◆ WORK TO COMPLETE: The answer should reproduce every entry exactly and contain no images.

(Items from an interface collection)
********************

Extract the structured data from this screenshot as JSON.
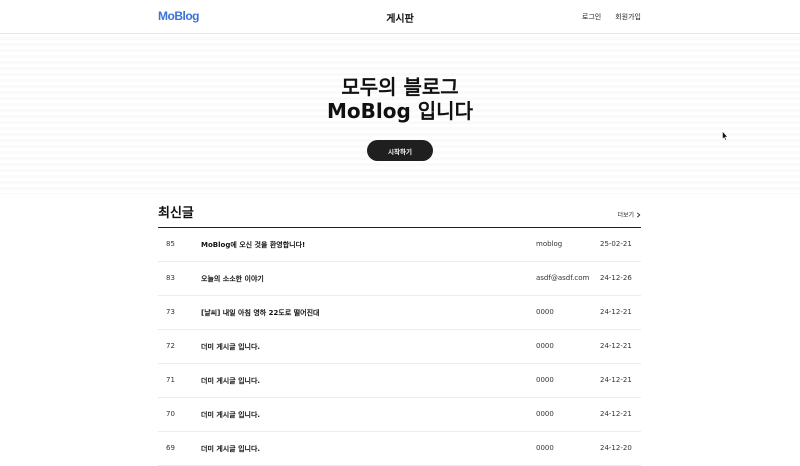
{
  "header": {
    "logo": "MoBlog",
    "title": "게시판",
    "login": "로그인",
    "signup": "회원가입"
  },
  "hero": {
    "line1": "모두의 블로그",
    "line2": "MoBlog 입니다",
    "start_button": "시작하기"
  },
  "recent": {
    "title": "최신글",
    "more": "더보기",
    "posts": [
      {
        "id": "85",
        "title": "MoBlog에 오신 것을 환영합니다!",
        "author": "moblog",
        "date": "25-02-21"
      },
      {
        "id": "83",
        "title": "오늘의 소소한 이야기",
        "author": "asdf@asdf.com",
        "date": "24-12-26"
      },
      {
        "id": "73",
        "title": "[날씨] 내일 아침 영하 22도로 떨어진대",
        "author": "0000",
        "date": "24-12-21"
      },
      {
        "id": "72",
        "title": "더미 게시글 입니다.",
        "author": "0000",
        "date": "24-12-21"
      },
      {
        "id": "71",
        "title": "더미 게시글 입니다.",
        "author": "0000",
        "date": "24-12-21"
      },
      {
        "id": "70",
        "title": "더미 게시글 입니다.",
        "author": "0000",
        "date": "24-12-21"
      },
      {
        "id": "69",
        "title": "더미 게시글 입니다.",
        "author": "0000",
        "date": "24-12-20"
      }
    ]
  },
  "icons": {
    "chevron": "chevron-right-icon",
    "cursor": "mouse-cursor-icon"
  },
  "colors": {
    "brand": "#3b73d6",
    "button_bg": "#1f1f1f"
  }
}
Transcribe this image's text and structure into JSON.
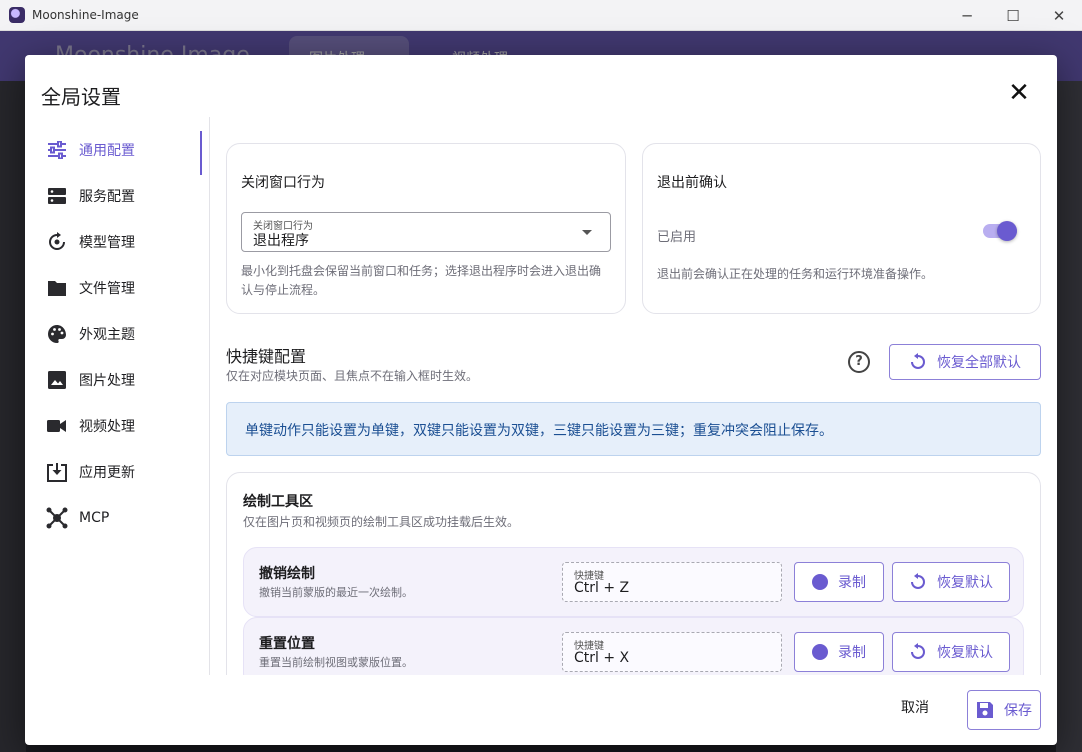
{
  "window": {
    "title": "Moonshine-Image",
    "minimize_icon": "minimize-icon",
    "maximize_icon": "maximize-icon",
    "close_icon": "close-icon"
  },
  "background_app": {
    "brand": "Moonshine Image",
    "tabs": [
      "图片处理",
      "视频处理"
    ]
  },
  "dialog": {
    "title": "全局设置",
    "close_symbol": "✕"
  },
  "sidebar": {
    "items": [
      {
        "label": "通用配置",
        "icon": "sliders-icon",
        "active": true
      },
      {
        "label": "服务配置",
        "icon": "server-icon",
        "active": false
      },
      {
        "label": "模型管理",
        "icon": "model-sync-icon",
        "active": false
      },
      {
        "label": "文件管理",
        "icon": "folder-icon",
        "active": false
      },
      {
        "label": "外观主题",
        "icon": "palette-icon",
        "active": false
      },
      {
        "label": "图片处理",
        "icon": "image-icon",
        "active": false
      },
      {
        "label": "视频处理",
        "icon": "video-icon",
        "active": false
      },
      {
        "label": "应用更新",
        "icon": "update-download-icon",
        "active": false
      },
      {
        "label": "MCP",
        "icon": "hub-icon",
        "active": false
      }
    ]
  },
  "general": {
    "close_behavior": {
      "title": "关闭窗口行为",
      "field_label": "关闭窗口行为",
      "value": "退出程序",
      "help": "最小化到托盘会保留当前窗口和任务；选择退出程序时会进入退出确认与停止流程。"
    },
    "exit_confirm": {
      "title": "退出前确认",
      "status": "已启用",
      "enabled": true,
      "help": "退出前会确认正在处理的任务和运行环境准备操作。"
    }
  },
  "shortcuts": {
    "title": "快捷键配置",
    "subtitle": "仅在对应模块页面、且焦点不在输入框时生效。",
    "help_symbol": "?",
    "reset_all_label": "恢复全部默认",
    "banner": "单键动作只能设置为单键，双键只能设置为双键，三键只能设置为三键；重复冲突会阻止保存。",
    "group": {
      "title": "绘制工具区",
      "subtitle": "仅在图片页和视频页的绘制工具区成功挂载后生效。",
      "rows": [
        {
          "title": "撤销绘制",
          "desc": "撤销当前蒙版的最近一次绘制。",
          "hotkey_label": "快捷键",
          "hotkey": "Ctrl + Z",
          "record_label": "录制",
          "reset_label": "恢复默认"
        },
        {
          "title": "重置位置",
          "desc": "重置当前绘制视图或蒙版位置。",
          "hotkey_label": "快捷键",
          "hotkey": "Ctrl + X",
          "record_label": "录制",
          "reset_label": "恢复默认"
        }
      ]
    }
  },
  "footer": {
    "cancel_label": "取消",
    "save_label": "保存"
  },
  "colors": {
    "accent": "#6a5bd0",
    "info_bg": "#e6effa",
    "info_text": "#1b4f93"
  }
}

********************

◆ YOUR SOLUTION:
Extract the structured data from this screenshot as JSON.
{
  "header": {
    "logo": "MoBlog",
    "title": "게시판",
    "login": "로그인",
    "signup": "회원가입"
  },
  "hero": {
    "line1": "모두의 블로그",
    "line2": "MoBlog 입니다",
    "start_button": "시작하기"
  },
  "recent": {
    "title": "최신글",
    "more": "더보기",
    "posts": [
      {
        "id": "85",
        "title": "MoBlog에 오신 것을 환영합니다!",
        "author": "moblog",
        "date": "25-02-21"
      },
      {
        "id": "83",
        "title": "오늘의 소소한 이야기",
        "author": "asdf@asdf.com",
        "date": "24-12-26"
      },
      {
        "id": "73",
        "title": "[날씨] 내일 아침 영하 22도로 떨어진대",
        "author": "0000",
        "date": "24-12-21"
      },
      {
        "id": "72",
        "title": "더미 게시글 입니다.",
        "author": "0000",
        "date": "24-12-21"
      },
      {
        "id": "71",
        "title": "더미 게시글 입니다.",
        "author": "0000",
        "date": "24-12-21"
      },
      {
        "id": "70",
        "title": "더미 게시글 입니다.",
        "author": "0000",
        "date": "24-12-21"
      },
      {
        "id": "69",
        "title": "더미 게시글 입니다.",
        "author": "0000",
        "date": "24-12-20"
      }
    ]
  },
  "icons": {
    "chevron": "chevron-right-icon",
    "cursor": "mouse-cursor-icon"
  },
  "colors": {
    "brand": "#3b73d6",
    "button_bg": "#1f1f1f"
  }
}
Transcribe this image's text and structure into JSON.
{
  "window": {
    "title": "Moonshine-Image",
    "minimize_icon": "minimize-icon",
    "maximize_icon": "maximize-icon",
    "close_icon": "close-icon"
  },
  "background_app": {
    "brand": "Moonshine Image",
    "tabs": [
      "图片处理",
      "视频处理"
    ]
  },
  "dialog": {
    "title": "全局设置",
    "close_symbol": "✕"
  },
  "sidebar": {
    "items": [
      {
        "label": "通用配置",
        "icon": "sliders-icon",
        "active": true
      },
      {
        "label": "服务配置",
        "icon": "server-icon",
        "active": false
      },
      {
        "label": "模型管理",
        "icon": "model-sync-icon",
        "active": false
      },
      {
        "label": "文件管理",
        "icon": "folder-icon",
        "active": false
      },
      {
        "label": "外观主题",
        "icon": "palette-icon",
        "active": false
      },
      {
        "label": "图片处理",
        "icon": "image-icon",
        "active": false
      },
      {
        "label": "视频处理",
        "icon": "video-icon",
        "active": false
      },
      {
        "label": "应用更新",
        "icon": "update-download-icon",
        "active": false
      },
      {
        "label": "MCP",
        "icon": "hub-icon",
        "active": false
      }
    ]
  },
  "general": {
    "close_behavior": {
      "title": "关闭窗口行为",
      "field_label": "关闭窗口行为",
      "value": "退出程序",
      "help": "最小化到托盘会保留当前窗口和任务；选择退出程序时会进入退出确认与停止流程。"
    },
    "exit_confirm": {
      "title": "退出前确认",
      "status": "已启用",
      "enabled": true,
      "help": "退出前会确认正在处理的任务和运行环境准备操作。"
    }
  },
  "shortcuts": {
    "title": "快捷键配置",
    "subtitle": "仅在对应模块页面、且焦点不在输入框时生效。",
    "help_symbol": "?",
    "reset_all_label": "恢复全部默认",
    "banner": "单键动作只能设置为单键，双键只能设置为双键，三键只能设置为三键；重复冲突会阻止保存。",
    "group": {
      "title": "绘制工具区",
      "subtitle": "仅在图片页和视频页的绘制工具区成功挂载后生效。",
      "rows": [
        {
          "title": "撤销绘制",
          "desc": "撤销当前蒙版的最近一次绘制。",
          "hotkey_label": "快捷键",
          "hotkey": "Ctrl + Z",
          "record_label": "录制",
          "reset_label": "恢复默认"
        },
        {
          "title": "重置位置",
          "desc": "重置当前绘制视图或蒙版位置。",
          "hotkey_label": "快捷键",
          "hotkey": "Ctrl + X",
          "record_label": "录制",
          "reset_label": "恢复默认"
        }
      ]
    }
  },
  "footer": {
    "cancel_label": "取消",
    "save_label": "保存"
  },
  "colors": {
    "accent": "#6a5bd0",
    "info_bg": "#e6effa",
    "info_text": "#1b4f93"
  }
}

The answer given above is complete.